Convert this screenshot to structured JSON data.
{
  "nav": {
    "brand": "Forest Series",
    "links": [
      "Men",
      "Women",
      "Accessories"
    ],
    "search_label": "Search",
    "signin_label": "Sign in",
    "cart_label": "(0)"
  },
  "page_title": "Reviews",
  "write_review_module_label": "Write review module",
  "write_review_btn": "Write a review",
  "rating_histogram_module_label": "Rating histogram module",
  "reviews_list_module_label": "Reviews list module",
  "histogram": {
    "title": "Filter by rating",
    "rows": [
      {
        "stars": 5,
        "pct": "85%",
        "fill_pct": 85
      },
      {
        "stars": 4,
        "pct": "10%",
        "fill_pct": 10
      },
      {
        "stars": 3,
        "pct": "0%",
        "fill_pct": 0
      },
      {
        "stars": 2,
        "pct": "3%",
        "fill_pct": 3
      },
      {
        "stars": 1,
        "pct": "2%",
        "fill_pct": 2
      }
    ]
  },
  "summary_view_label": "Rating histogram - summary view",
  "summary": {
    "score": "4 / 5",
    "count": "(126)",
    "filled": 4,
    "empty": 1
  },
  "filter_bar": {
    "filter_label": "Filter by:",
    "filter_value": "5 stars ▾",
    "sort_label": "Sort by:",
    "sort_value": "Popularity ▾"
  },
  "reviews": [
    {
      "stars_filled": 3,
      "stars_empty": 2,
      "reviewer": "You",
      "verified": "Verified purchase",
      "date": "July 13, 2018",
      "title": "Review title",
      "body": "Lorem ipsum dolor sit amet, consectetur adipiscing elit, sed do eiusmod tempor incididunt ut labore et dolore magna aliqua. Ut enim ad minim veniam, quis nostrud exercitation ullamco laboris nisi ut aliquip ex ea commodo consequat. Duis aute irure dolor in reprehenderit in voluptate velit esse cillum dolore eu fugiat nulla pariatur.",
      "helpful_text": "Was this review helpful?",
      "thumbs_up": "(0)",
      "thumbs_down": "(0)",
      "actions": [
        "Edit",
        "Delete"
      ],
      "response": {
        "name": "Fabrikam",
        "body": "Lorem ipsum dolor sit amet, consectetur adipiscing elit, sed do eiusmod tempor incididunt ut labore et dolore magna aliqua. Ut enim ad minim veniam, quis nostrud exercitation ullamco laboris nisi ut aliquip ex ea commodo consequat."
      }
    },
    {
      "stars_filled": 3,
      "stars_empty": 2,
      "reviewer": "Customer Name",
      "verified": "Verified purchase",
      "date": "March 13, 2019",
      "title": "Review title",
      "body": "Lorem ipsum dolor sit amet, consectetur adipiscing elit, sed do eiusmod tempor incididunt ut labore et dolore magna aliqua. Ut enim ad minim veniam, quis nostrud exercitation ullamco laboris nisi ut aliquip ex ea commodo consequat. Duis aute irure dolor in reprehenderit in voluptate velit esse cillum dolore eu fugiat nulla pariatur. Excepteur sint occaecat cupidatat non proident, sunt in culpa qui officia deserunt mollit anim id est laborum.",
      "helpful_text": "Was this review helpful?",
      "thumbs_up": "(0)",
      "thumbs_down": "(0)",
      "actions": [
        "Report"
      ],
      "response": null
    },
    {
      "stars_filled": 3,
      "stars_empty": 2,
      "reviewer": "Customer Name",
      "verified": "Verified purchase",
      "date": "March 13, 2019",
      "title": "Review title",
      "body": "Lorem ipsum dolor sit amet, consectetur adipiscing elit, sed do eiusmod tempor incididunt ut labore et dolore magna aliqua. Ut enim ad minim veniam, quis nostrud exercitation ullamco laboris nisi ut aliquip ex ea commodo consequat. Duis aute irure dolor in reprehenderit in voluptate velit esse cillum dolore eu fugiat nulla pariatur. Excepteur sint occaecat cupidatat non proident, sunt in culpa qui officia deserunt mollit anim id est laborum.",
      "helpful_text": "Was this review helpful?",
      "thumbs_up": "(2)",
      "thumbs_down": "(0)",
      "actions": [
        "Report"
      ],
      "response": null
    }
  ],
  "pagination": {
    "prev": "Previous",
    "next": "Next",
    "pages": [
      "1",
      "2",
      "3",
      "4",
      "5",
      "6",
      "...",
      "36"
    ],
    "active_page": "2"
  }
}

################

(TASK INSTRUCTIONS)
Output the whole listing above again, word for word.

(RESPONSE TO THE TASK)
Convert this screenshot to structured JSON data.
{
  "nav": {
    "brand": "Forest Series",
    "links": [
      "Men",
      "Women",
      "Accessories"
    ],
    "search_label": "Search",
    "signin_label": "Sign in",
    "cart_label": "(0)"
  },
  "page_title": "Reviews",
  "write_review_module_label": "Write review module",
  "write_review_btn": "Write a review",
  "rating_histogram_module_label": "Rating histogram module",
  "reviews_list_module_label": "Reviews list module",
  "histogram": {
    "title": "Filter by rating",
    "rows": [
      {
        "stars": 5,
        "pct": "85%",
        "fill_pct": 85
      },
      {
        "stars": 4,
        "pct": "10%",
        "fill_pct": 10
      },
      {
        "stars": 3,
        "pct": "0%",
        "fill_pct": 0
      },
      {
        "stars": 2,
        "pct": "3%",
        "fill_pct": 3
      },
      {
        "stars": 1,
        "pct": "2%",
        "fill_pct": 2
      }
    ]
  },
  "summary_view_label": "Rating histogram - summary view",
  "summary": {
    "score": "4 / 5",
    "count": "(126)",
    "filled": 4,
    "empty": 1
  },
  "filter_bar": {
    "filter_label": "Filter by:",
    "filter_value": "5 stars ▾",
    "sort_label": "Sort by:",
    "sort_value": "Popularity ▾"
  },
  "reviews": [
    {
      "stars_filled": 3,
      "stars_empty": 2,
      "reviewer": "You",
      "verified": "Verified purchase",
      "date": "July 13, 2018",
      "title": "Review title",
      "body": "Lorem ipsum dolor sit amet, consectetur adipiscing elit, sed do eiusmod tempor incididunt ut labore et dolore magna aliqua. Ut enim ad minim veniam, quis nostrud exercitation ullamco laboris nisi ut aliquip ex ea commodo consequat. Duis aute irure dolor in reprehenderit in voluptate velit esse cillum dolore eu fugiat nulla pariatur.",
      "helpful_text": "Was this review helpful?",
      "thumbs_up": "(0)",
      "thumbs_down": "(0)",
      "actions": [
        "Edit",
        "Delete"
      ],
      "response": {
        "name": "Fabrikam",
        "body": "Lorem ipsum dolor sit amet, consectetur adipiscing elit, sed do eiusmod tempor incididunt ut labore et dolore magna aliqua. Ut enim ad minim veniam, quis nostrud exercitation ullamco laboris nisi ut aliquip ex ea commodo consequat."
      }
    },
    {
      "stars_filled": 3,
      "stars_empty": 2,
      "reviewer": "Customer Name",
      "verified": "Verified purchase",
      "date": "March 13, 2019",
      "title": "Review title",
      "body": "Lorem ipsum dolor sit amet, consectetur adipiscing elit, sed do eiusmod tempor incididunt ut labore et dolore magna aliqua. Ut enim ad minim veniam, quis nostrud exercitation ullamco laboris nisi ut aliquip ex ea commodo consequat. Duis aute irure dolor in reprehenderit in voluptate velit esse cillum dolore eu fugiat nulla pariatur. Excepteur sint occaecat cupidatat non proident, sunt in culpa qui officia deserunt mollit anim id est laborum.",
      "helpful_text": "Was this review helpful?",
      "thumbs_up": "(0)",
      "thumbs_down": "(0)",
      "actions": [
        "Report"
      ],
      "response": null
    },
    {
      "stars_filled": 3,
      "stars_empty": 2,
      "reviewer": "Customer Name",
      "verified": "Verified purchase",
      "date": "March 13, 2019",
      "title": "Review title",
      "body": "Lorem ipsum dolor sit amet, consectetur adipiscing elit, sed do eiusmod tempor incididunt ut labore et dolore magna aliqua. Ut enim ad minim veniam, quis nostrud exercitation ullamco laboris nisi ut aliquip ex ea commodo consequat. Duis aute irure dolor in reprehenderit in voluptate velit esse cillum dolore eu fugiat nulla pariatur. Excepteur sint occaecat cupidatat non proident, sunt in culpa qui officia deserunt mollit anim id est laborum.",
      "helpful_text": "Was this review helpful?",
      "thumbs_up": "(2)",
      "thumbs_down": "(0)",
      "actions": [
        "Report"
      ],
      "response": null
    }
  ],
  "pagination": {
    "prev": "Previous",
    "next": "Next",
    "pages": [
      "1",
      "2",
      "3",
      "4",
      "5",
      "6",
      "...",
      "36"
    ],
    "active_page": "2"
  }
}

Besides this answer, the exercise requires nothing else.